*** EXCERPTED DATA ***

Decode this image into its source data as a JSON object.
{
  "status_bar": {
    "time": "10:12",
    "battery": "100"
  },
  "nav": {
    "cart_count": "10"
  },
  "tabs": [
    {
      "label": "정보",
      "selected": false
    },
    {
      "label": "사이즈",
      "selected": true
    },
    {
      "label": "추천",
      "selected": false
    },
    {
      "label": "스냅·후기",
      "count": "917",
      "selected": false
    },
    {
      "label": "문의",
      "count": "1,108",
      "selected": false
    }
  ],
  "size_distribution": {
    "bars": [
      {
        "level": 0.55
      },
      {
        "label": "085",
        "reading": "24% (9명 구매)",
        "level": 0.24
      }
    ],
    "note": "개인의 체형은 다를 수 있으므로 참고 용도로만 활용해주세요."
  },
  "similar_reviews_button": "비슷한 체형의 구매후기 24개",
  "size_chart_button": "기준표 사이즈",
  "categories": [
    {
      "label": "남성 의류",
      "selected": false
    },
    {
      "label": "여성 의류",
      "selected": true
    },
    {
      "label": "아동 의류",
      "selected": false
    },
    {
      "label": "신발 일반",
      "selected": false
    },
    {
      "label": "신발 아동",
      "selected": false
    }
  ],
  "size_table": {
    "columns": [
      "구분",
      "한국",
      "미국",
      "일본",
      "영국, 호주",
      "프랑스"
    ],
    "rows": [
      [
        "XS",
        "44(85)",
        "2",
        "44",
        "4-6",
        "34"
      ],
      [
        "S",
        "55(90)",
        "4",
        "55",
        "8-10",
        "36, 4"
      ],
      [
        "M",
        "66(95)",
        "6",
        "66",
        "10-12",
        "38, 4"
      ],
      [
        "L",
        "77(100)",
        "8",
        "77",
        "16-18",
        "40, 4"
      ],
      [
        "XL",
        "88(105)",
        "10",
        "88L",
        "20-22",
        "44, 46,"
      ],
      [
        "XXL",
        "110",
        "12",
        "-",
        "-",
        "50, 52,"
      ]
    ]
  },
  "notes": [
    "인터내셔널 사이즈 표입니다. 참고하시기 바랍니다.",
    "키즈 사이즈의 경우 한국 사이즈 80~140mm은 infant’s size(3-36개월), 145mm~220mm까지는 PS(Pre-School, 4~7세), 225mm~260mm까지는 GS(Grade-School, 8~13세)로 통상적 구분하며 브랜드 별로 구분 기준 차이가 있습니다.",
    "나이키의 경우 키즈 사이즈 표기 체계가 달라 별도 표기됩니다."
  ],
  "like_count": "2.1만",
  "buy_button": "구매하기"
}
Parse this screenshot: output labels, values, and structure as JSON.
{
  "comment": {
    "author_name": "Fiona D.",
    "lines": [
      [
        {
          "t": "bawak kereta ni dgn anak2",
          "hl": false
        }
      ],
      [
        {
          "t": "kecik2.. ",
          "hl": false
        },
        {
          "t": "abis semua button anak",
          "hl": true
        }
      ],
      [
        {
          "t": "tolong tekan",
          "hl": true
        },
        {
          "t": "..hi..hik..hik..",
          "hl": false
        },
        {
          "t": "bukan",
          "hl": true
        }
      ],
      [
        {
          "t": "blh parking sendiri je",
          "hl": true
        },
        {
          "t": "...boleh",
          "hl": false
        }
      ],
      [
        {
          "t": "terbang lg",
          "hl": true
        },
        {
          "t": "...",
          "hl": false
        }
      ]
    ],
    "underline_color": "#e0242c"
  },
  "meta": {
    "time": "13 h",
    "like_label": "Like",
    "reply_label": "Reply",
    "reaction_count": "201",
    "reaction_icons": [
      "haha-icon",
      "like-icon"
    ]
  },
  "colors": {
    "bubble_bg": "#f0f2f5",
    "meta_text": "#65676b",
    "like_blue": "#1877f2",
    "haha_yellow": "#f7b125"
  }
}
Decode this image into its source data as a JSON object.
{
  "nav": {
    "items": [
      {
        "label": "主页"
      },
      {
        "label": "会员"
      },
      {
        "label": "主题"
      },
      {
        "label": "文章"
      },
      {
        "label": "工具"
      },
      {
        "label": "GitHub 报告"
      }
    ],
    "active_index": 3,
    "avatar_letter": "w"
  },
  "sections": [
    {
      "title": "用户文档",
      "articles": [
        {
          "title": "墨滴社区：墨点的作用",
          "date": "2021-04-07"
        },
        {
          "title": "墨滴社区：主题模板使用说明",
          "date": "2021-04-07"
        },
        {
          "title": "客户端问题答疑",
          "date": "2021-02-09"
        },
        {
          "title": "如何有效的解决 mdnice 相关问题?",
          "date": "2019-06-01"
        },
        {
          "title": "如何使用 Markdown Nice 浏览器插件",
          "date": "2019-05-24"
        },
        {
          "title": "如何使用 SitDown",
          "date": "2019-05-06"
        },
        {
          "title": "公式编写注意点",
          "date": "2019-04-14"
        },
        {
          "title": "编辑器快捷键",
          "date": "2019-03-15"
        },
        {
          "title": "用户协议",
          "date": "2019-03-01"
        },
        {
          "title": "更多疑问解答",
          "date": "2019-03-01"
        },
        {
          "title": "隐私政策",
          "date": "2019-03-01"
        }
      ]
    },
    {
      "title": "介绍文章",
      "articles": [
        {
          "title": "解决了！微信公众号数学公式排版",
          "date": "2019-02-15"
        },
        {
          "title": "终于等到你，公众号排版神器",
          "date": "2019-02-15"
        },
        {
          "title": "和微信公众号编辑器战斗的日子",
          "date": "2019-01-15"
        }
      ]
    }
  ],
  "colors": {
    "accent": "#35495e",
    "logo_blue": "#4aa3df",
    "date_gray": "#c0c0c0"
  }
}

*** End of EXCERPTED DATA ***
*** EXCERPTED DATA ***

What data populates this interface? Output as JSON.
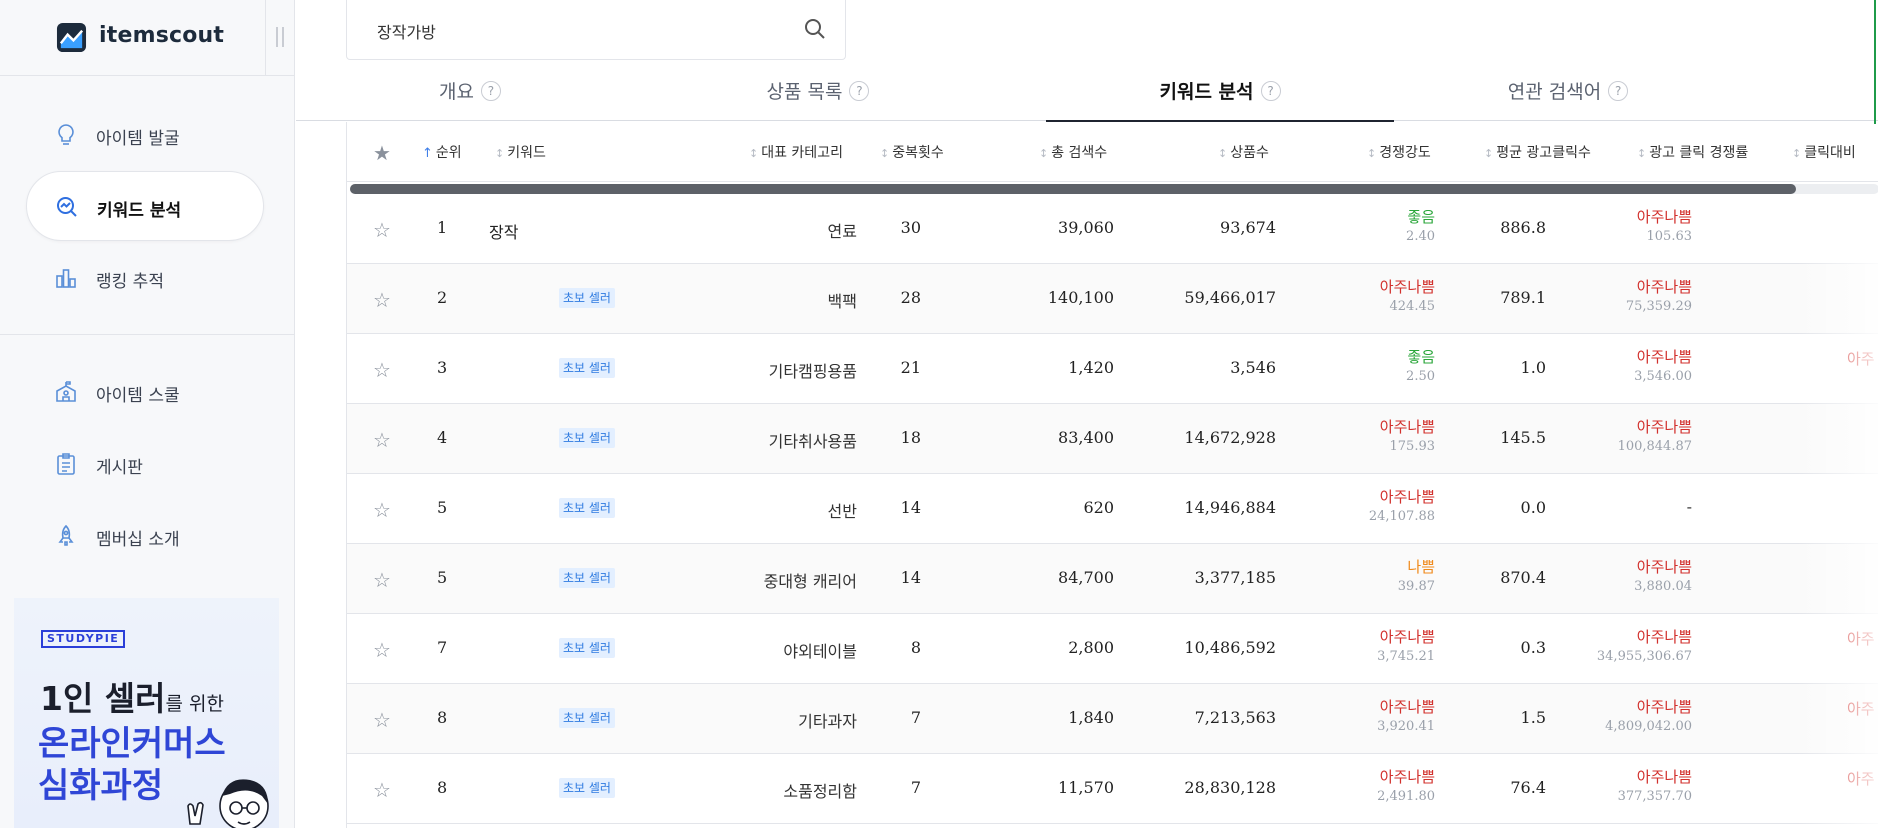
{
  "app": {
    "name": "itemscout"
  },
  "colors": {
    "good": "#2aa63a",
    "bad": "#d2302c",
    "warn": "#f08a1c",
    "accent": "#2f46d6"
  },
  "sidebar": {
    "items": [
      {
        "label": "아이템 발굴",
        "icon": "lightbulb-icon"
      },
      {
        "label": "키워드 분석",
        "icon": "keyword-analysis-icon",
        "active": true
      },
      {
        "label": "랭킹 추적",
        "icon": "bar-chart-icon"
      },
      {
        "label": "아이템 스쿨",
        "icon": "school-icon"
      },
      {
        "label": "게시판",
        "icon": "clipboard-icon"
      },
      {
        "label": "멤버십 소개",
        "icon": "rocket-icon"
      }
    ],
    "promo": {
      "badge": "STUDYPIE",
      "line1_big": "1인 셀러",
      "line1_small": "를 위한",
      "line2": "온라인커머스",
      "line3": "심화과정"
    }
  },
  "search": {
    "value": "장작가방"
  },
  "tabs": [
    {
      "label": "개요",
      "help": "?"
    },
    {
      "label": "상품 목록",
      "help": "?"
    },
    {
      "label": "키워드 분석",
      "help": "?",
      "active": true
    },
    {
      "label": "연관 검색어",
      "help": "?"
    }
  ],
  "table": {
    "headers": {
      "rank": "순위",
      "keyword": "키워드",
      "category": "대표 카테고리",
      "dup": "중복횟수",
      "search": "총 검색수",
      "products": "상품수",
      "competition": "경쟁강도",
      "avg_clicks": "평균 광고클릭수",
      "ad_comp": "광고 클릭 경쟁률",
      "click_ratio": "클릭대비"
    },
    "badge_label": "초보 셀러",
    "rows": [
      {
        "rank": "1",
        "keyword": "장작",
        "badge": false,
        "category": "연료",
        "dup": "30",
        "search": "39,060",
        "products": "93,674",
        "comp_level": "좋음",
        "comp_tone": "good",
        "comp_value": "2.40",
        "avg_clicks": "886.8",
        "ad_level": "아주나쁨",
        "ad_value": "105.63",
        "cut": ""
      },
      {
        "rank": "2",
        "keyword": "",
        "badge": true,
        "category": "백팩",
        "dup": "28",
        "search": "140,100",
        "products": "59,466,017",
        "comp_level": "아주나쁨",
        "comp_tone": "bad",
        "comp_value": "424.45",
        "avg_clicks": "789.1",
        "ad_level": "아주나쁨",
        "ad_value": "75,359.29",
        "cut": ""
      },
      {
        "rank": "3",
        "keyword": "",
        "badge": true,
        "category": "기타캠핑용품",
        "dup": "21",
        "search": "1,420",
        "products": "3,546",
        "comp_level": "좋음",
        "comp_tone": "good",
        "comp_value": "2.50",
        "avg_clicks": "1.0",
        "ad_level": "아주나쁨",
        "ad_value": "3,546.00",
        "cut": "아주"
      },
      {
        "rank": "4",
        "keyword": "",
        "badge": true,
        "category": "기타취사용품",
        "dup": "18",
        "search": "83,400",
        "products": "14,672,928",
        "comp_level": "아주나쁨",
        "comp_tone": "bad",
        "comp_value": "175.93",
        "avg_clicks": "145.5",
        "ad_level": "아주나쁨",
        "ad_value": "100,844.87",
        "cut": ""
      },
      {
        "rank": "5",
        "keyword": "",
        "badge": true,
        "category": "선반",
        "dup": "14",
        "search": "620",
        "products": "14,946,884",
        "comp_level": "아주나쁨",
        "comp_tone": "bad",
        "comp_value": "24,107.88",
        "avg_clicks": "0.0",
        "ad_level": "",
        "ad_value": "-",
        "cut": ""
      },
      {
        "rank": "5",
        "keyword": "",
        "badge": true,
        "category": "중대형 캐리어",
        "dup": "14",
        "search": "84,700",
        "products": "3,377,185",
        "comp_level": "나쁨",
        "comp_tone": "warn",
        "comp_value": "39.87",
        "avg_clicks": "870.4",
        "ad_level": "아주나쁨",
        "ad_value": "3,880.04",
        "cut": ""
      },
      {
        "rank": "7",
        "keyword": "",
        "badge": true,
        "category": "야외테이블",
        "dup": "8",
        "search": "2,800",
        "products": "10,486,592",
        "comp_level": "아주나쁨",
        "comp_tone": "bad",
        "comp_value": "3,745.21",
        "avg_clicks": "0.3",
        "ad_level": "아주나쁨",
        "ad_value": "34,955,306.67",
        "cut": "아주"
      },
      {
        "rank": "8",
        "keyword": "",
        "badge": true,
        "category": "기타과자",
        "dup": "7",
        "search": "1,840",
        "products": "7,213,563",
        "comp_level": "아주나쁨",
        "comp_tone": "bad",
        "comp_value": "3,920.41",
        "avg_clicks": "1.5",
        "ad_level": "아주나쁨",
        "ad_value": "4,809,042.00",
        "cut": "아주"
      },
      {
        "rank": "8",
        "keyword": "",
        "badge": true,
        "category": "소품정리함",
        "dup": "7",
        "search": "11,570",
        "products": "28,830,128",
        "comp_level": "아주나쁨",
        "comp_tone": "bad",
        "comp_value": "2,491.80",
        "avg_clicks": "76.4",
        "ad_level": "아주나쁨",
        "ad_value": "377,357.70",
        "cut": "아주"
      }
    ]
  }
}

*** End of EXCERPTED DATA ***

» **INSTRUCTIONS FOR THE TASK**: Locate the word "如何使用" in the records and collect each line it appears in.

» **WRITTEN RESPONSE**:
          "title": "如何使用 Markdown Nice 浏览器插件",
          "title": "如何使用 SitDown",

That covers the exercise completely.